ANICK JESDANUN, AP Technology Writer - Samsung sought Monday to frame its new Galaxy S5 smartphone as a lifestyle product, as it emphasized a built-in heart-rate sensor and improved camera features over its slightly larger size. One of the main appeals of Samsung phones has been their size. The screen has steadily increased since the 4 inches (10.2 centimeters) on the original S from 2010, while the iPhone made that jump to 4 inches only in 2012 and has stayed that way since. But the S5 pushes the screen to only 5.1 inches (13 cms), measured diagonally, from 5 inches (12.7 cms) in last year's model. Instead of size, Samsung touted the new phone's ability to adapt its screen to changing external conditions and to dim it to avoid disturbing others nearby. The phone has a 16 megapixel camera, sharper than the 13 megapixels in its predecessor. It promises faster auto focus and the ability to blur the foreground or background of an image to emphasize a subject. The new phone will go on sale worldwide on April 11. The company didn't announce a price; its predecessor sold for about $600 without phone subsidies or a contract.
The S5 has a fingerprint sensor to use in place of a passcode to unlock the phone or make payments through PayPal. It's a feature still rare in phones, though Apple introduced it in last fall's iPhone 5s. Samsung's Galaxy S series has emerged as one of the strongest challengers to Apple's iPhones and has helped the Korean company surpass Apple as the world's largest smartphone maker. According to Gartner, Samsung's smartphones had a worldwide market share of 31 percent last year, compared with 16 percent for Apple's iPhones. A chief complaint about Samsung phones has been the company's tendency to pack them with a slew of features, some of which don't work well with each other or at all. Recent phones have sported an Easy Mode, with larger icons and fewer customization choices. It's as though Samsung acknowledges that its devices have become too complex for many people to use.
Nokia is targeting emerging markets with a low-cost smartphone that uses Google's Android operating system rather than the Windows Phone software from Microsoft, the company about to buy Nokia's phone business. Nokia will ditch many of the Google services that come with Android. Instead, the new Nokia X phone announced Monday will emphasize Microsoft services such as Bing search. Its home screen sports larger, resizable tiles resembling those on Windows phone. Nokia is positioning the Nokia X as a bridge to high-end Windows smartphones under the Lumia brand. Microsoft is buying Nokia's phone business and patent rights in a 5.4 billion euro ($7.3 billion) deal expected to be completed next month. The Nokia X phone will sell for 89 euros ($122).

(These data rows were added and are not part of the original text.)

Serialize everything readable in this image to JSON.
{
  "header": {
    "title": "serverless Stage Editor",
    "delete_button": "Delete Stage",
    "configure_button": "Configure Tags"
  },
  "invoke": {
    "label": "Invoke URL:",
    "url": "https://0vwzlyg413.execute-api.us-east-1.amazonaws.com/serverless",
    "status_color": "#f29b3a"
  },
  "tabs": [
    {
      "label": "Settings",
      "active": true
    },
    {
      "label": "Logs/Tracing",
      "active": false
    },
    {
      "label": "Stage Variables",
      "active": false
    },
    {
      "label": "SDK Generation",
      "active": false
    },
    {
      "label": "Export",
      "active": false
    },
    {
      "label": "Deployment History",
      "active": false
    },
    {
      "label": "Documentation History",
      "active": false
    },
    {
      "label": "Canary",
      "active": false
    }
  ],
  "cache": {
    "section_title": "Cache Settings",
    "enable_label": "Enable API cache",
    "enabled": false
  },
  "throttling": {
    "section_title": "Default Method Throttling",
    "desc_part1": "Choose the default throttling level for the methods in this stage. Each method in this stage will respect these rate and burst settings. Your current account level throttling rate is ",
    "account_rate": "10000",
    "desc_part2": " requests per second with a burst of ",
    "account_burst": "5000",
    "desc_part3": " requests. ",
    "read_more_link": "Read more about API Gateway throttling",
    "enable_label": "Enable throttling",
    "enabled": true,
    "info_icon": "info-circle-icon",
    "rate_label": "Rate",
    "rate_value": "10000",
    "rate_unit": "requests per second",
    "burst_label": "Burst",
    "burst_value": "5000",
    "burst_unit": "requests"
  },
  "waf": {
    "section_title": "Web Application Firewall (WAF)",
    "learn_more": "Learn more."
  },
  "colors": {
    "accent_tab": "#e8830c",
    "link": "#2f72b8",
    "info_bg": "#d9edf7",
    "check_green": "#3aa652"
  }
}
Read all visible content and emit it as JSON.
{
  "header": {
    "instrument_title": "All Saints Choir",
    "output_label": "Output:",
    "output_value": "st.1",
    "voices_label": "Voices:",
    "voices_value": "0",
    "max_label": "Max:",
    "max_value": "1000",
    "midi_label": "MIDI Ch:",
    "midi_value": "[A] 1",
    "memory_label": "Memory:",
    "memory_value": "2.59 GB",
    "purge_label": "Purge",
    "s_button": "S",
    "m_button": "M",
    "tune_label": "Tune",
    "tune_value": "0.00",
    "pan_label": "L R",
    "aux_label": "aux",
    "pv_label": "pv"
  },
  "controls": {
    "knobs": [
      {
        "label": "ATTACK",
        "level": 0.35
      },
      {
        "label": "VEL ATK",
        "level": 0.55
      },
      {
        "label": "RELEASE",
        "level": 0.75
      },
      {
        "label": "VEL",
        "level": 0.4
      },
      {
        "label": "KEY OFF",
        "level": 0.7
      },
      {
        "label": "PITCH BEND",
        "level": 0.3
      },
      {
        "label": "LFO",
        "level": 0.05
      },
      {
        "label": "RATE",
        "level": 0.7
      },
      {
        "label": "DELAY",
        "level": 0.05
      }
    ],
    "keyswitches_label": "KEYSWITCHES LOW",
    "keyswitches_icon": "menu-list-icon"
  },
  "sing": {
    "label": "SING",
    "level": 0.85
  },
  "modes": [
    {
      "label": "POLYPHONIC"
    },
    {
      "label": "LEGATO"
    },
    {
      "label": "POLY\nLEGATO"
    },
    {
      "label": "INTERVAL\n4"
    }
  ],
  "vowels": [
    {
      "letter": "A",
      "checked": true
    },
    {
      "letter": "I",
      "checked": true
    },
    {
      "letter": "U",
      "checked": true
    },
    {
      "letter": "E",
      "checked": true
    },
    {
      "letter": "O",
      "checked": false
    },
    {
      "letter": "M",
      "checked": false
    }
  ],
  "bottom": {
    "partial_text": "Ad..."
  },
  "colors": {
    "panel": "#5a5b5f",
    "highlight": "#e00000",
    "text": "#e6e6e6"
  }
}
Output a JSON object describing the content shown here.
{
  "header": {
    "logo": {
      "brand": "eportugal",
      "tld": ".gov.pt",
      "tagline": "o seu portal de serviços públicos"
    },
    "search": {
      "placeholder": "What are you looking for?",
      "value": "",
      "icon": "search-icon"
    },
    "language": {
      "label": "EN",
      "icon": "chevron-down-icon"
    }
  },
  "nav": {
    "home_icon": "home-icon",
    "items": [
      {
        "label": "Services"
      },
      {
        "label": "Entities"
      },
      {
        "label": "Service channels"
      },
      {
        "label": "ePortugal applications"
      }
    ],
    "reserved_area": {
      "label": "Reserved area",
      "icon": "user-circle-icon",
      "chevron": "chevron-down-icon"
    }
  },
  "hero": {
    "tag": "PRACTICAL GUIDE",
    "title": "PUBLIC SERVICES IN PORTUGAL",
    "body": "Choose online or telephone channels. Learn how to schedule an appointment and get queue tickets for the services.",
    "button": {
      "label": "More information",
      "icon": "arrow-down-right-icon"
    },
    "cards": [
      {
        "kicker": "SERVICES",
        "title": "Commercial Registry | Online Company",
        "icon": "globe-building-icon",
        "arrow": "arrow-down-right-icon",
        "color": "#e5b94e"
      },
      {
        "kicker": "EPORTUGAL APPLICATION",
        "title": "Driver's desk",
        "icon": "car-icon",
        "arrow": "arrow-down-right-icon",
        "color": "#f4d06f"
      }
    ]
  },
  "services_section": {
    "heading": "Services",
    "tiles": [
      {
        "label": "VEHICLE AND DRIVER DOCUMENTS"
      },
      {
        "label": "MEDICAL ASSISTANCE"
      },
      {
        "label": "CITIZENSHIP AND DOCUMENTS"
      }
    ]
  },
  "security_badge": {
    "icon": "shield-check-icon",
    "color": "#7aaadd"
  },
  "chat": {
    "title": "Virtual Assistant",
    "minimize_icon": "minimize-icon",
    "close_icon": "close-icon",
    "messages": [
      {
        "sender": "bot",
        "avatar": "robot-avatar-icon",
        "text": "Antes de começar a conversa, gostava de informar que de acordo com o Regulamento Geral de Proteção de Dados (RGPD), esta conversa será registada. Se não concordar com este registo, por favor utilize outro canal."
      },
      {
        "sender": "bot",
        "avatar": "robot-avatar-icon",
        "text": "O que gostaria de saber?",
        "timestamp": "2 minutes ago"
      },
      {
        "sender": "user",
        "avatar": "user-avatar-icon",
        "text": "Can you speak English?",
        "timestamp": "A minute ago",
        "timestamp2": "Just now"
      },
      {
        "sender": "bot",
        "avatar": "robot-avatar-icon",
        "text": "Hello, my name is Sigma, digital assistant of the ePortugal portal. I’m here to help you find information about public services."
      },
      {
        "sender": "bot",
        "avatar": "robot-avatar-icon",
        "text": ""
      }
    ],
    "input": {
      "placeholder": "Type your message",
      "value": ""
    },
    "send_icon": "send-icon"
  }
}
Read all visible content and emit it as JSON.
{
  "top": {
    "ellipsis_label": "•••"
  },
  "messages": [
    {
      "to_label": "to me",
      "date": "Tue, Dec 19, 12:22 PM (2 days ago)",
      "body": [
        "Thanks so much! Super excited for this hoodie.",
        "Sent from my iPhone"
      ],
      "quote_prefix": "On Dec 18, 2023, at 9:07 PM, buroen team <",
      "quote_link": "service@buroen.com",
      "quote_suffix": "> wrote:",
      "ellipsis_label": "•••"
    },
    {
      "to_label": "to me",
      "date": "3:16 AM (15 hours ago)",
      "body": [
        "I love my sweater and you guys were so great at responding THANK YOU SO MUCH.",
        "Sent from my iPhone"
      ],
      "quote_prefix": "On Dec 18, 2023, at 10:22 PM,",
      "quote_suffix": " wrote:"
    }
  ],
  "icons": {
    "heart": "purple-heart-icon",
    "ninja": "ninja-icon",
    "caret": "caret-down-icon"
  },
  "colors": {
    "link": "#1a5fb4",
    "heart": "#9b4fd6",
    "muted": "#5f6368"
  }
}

Mark Zuckerberg is known for his long-term vision for Facebook —and for bringing the Internet to billons of people around the world who are unconnected. The 29-year-old CEO of Facebook Inc. touched on both of those missions, in an on-stage interview at the Mobile World Congress in Barcelona, Spain on Monday. Zuckerberg said his company's $19 billion acquisition of mobile messaging service WhatsApp will allow the startup to focus on growing its user base — and not on making money — over the next five years. With 465 million monthly members, Zuckerberg believes WhatsApp is on track to reach a billion users. Zuckerberg spent most of his time discussing Internet.org, the ambitious project by Facebook and a slew of partners that aims to get everyone in the world online.